**Goal of the exercise**
Go through the data below and gather each line containing "地址已分配".

-- Available data follows --

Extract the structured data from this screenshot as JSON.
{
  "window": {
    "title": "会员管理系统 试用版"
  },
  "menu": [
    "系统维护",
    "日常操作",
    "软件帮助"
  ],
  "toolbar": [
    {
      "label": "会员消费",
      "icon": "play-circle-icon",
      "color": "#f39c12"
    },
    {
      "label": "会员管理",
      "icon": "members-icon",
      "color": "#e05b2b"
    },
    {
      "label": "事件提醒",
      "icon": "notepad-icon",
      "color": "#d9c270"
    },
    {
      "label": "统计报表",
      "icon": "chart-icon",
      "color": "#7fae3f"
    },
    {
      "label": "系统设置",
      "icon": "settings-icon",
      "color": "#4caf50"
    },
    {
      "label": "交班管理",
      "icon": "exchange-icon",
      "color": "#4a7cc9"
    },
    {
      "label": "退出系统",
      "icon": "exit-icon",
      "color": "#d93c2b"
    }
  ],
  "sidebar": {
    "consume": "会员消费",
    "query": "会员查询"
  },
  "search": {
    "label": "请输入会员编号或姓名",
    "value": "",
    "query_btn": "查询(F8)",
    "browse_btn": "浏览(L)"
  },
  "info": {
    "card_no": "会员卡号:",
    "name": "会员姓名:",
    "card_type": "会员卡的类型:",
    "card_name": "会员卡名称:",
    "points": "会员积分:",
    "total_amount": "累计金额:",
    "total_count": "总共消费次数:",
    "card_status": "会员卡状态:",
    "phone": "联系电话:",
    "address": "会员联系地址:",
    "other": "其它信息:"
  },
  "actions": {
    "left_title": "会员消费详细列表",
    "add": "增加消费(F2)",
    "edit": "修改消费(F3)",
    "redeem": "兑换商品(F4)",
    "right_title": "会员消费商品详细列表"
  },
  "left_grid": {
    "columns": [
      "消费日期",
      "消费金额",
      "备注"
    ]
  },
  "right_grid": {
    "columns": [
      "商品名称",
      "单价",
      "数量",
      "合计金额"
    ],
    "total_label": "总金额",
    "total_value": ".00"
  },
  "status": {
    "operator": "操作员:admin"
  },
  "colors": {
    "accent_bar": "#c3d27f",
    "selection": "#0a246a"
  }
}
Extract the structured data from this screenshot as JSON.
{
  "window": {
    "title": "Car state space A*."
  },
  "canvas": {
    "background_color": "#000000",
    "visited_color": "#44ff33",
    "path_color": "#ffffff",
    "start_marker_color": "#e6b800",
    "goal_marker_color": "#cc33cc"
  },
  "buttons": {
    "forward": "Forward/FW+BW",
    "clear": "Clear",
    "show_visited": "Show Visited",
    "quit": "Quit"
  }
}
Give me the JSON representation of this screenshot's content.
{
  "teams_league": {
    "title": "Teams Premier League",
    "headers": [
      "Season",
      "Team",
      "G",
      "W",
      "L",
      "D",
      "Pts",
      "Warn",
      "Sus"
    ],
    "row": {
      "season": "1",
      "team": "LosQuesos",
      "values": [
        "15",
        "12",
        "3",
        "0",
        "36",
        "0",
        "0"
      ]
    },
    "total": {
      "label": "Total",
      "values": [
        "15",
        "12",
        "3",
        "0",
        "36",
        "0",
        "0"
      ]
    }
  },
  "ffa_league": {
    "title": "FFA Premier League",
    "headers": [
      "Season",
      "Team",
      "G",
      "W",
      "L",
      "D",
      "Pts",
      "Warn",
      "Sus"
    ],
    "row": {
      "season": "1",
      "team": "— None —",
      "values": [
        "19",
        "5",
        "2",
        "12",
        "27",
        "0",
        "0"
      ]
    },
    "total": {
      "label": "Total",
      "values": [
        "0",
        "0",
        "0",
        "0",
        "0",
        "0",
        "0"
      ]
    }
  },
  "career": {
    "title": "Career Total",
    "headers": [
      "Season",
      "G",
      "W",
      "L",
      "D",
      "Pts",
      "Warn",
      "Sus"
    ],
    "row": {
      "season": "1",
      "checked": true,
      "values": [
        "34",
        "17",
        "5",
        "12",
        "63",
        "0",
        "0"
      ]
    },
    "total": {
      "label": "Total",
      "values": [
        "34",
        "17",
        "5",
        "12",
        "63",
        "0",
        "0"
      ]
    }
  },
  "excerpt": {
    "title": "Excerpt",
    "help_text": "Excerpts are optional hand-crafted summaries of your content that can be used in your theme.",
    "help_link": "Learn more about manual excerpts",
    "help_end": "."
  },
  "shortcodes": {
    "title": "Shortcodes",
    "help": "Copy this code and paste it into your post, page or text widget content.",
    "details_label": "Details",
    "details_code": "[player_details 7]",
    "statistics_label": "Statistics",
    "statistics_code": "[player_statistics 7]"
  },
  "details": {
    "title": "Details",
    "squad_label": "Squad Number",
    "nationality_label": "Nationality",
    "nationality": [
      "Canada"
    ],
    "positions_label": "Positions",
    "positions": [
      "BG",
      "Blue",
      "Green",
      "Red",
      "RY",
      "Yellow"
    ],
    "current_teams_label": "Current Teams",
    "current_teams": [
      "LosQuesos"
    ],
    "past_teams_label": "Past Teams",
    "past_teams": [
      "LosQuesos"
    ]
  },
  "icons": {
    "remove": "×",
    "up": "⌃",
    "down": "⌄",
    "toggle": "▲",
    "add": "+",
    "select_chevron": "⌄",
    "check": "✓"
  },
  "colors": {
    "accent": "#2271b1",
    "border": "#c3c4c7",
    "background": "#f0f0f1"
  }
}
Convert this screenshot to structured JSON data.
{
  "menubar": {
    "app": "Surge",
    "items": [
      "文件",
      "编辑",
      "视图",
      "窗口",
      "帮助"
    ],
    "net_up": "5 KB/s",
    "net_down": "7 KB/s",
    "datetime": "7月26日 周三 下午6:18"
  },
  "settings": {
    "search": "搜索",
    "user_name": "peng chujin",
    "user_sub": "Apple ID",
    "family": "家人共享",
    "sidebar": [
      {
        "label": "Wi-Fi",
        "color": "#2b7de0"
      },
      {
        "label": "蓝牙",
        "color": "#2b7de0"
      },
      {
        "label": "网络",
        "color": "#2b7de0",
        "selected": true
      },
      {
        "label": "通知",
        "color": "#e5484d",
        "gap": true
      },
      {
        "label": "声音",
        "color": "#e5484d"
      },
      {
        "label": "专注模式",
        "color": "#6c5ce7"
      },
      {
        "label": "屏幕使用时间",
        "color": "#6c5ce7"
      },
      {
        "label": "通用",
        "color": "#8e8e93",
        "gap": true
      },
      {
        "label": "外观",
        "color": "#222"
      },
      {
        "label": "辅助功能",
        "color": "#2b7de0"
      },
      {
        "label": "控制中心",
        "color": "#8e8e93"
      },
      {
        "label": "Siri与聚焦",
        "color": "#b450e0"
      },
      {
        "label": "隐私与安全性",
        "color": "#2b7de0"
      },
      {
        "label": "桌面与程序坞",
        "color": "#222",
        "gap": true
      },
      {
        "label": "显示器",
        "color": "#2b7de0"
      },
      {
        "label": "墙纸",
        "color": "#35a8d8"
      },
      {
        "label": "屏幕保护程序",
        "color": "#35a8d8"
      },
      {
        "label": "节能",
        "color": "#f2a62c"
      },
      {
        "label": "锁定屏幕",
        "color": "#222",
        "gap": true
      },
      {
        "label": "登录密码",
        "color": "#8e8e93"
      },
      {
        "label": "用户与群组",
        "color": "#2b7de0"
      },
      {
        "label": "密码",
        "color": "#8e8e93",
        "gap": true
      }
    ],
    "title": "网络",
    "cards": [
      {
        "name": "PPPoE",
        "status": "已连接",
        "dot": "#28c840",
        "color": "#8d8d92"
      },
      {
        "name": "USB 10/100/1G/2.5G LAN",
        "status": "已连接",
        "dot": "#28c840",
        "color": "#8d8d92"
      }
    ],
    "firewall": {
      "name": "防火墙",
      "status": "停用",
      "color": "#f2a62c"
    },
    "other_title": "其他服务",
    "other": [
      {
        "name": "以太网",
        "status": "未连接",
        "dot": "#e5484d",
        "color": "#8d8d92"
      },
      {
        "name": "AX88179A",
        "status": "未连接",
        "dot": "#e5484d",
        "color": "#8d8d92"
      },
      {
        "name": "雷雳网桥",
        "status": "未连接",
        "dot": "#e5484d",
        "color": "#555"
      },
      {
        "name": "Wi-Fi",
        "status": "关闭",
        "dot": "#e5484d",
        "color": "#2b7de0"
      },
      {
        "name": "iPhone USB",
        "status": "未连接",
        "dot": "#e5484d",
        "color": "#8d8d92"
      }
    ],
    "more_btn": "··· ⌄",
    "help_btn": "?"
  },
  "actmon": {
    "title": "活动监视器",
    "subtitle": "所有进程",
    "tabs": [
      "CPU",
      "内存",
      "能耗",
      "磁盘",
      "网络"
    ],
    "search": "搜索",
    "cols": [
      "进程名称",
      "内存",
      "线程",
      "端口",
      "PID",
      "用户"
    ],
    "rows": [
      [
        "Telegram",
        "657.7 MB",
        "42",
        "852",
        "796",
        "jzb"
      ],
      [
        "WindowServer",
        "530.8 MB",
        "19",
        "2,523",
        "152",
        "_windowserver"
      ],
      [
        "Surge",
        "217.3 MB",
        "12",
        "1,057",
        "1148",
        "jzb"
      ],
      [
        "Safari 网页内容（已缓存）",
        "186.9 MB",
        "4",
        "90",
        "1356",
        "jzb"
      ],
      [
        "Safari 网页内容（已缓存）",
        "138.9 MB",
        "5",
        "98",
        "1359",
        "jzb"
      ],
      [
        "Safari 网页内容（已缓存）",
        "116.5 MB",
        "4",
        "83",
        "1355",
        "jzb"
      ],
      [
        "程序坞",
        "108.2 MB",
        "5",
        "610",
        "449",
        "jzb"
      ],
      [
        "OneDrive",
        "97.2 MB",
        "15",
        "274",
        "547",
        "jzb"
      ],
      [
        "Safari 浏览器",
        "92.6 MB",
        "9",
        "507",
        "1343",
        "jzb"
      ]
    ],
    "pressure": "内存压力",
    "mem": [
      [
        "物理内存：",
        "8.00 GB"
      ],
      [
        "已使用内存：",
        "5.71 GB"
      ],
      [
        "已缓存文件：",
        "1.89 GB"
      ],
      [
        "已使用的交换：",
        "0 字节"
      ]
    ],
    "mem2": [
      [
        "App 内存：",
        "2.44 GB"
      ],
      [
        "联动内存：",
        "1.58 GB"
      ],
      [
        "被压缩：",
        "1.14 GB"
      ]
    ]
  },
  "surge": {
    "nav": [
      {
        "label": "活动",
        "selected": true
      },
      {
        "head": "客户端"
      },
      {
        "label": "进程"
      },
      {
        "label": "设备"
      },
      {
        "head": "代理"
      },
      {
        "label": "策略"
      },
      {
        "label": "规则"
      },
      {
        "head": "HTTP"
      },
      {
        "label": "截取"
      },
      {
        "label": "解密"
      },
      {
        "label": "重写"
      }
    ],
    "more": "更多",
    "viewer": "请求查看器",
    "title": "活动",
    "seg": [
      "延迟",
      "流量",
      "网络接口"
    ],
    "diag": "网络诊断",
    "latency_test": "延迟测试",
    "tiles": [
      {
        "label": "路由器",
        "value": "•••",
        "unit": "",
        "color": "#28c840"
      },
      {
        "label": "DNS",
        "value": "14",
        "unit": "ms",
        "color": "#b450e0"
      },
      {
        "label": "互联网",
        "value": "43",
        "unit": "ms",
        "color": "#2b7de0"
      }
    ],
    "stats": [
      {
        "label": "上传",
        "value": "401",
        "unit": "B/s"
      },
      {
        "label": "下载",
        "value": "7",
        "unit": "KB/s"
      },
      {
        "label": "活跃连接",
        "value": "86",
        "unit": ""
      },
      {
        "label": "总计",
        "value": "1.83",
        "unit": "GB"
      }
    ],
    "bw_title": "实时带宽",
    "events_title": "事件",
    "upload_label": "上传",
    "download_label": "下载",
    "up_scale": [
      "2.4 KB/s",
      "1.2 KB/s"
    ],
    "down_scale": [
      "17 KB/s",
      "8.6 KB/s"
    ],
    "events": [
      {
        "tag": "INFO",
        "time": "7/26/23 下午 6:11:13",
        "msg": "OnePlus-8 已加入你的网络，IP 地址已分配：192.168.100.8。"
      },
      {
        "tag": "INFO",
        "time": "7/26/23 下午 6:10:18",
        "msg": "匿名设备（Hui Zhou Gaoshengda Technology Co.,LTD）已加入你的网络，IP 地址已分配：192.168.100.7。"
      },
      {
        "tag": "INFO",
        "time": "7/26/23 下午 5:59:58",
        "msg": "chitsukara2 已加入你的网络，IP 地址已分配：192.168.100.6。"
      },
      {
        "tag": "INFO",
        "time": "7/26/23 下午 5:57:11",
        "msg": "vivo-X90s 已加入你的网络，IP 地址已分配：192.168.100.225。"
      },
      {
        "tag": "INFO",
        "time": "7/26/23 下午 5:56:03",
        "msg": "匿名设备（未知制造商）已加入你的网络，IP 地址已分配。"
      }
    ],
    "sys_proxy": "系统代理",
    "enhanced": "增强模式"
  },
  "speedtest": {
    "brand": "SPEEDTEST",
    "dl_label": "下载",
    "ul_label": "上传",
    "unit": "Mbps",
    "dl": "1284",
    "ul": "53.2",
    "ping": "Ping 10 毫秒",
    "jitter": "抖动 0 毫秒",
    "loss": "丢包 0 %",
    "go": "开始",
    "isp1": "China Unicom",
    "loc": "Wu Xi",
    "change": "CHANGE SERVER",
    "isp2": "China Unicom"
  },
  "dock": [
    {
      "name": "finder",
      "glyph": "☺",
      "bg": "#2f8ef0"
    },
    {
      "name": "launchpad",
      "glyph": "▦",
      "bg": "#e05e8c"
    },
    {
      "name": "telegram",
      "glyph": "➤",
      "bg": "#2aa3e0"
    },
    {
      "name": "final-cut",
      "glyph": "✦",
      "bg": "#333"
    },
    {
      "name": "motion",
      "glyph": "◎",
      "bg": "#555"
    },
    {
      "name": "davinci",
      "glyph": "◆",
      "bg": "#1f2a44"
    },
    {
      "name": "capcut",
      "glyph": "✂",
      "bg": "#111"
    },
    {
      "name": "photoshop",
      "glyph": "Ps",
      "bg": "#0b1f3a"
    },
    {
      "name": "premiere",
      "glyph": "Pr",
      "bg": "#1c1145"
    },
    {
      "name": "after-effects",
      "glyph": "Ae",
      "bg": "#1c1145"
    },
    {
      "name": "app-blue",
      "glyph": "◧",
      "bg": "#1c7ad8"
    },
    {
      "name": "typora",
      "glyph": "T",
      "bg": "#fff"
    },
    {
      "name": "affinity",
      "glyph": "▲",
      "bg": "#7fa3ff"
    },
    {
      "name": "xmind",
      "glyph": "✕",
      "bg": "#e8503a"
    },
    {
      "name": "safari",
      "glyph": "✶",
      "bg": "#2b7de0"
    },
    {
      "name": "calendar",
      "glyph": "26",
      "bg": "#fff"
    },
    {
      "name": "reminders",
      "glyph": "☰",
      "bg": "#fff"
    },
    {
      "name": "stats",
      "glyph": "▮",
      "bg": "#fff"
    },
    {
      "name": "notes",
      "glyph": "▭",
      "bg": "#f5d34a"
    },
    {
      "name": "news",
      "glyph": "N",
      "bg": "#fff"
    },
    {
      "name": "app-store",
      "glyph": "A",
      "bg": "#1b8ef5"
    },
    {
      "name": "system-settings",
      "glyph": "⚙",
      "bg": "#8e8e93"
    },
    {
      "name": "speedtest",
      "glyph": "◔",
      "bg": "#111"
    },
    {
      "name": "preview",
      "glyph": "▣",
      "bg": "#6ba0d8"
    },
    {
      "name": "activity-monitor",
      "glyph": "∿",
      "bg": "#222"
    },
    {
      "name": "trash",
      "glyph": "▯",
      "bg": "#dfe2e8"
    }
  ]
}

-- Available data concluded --

**Result of the exercise**
        "msg": "OnePlus-8 已加入你的网络，IP 地址已分配：192.168.100.8。"
        "msg": "匿名设备（Hui Zhou Gaoshengda Technology Co.,LTD）已加入你的网络，IP 地址已分配：192.168.100.7。"
        "msg": "chitsukara2 已加入你的网络，IP 地址已分配：192.168.100.6。"
        "msg": "vivo-X90s 已加入你的网络，IP 地址已分配：192.168.100.225。"
        "msg": "匿名设备（未知制造商）已加入你的网络，IP 地址已分配。"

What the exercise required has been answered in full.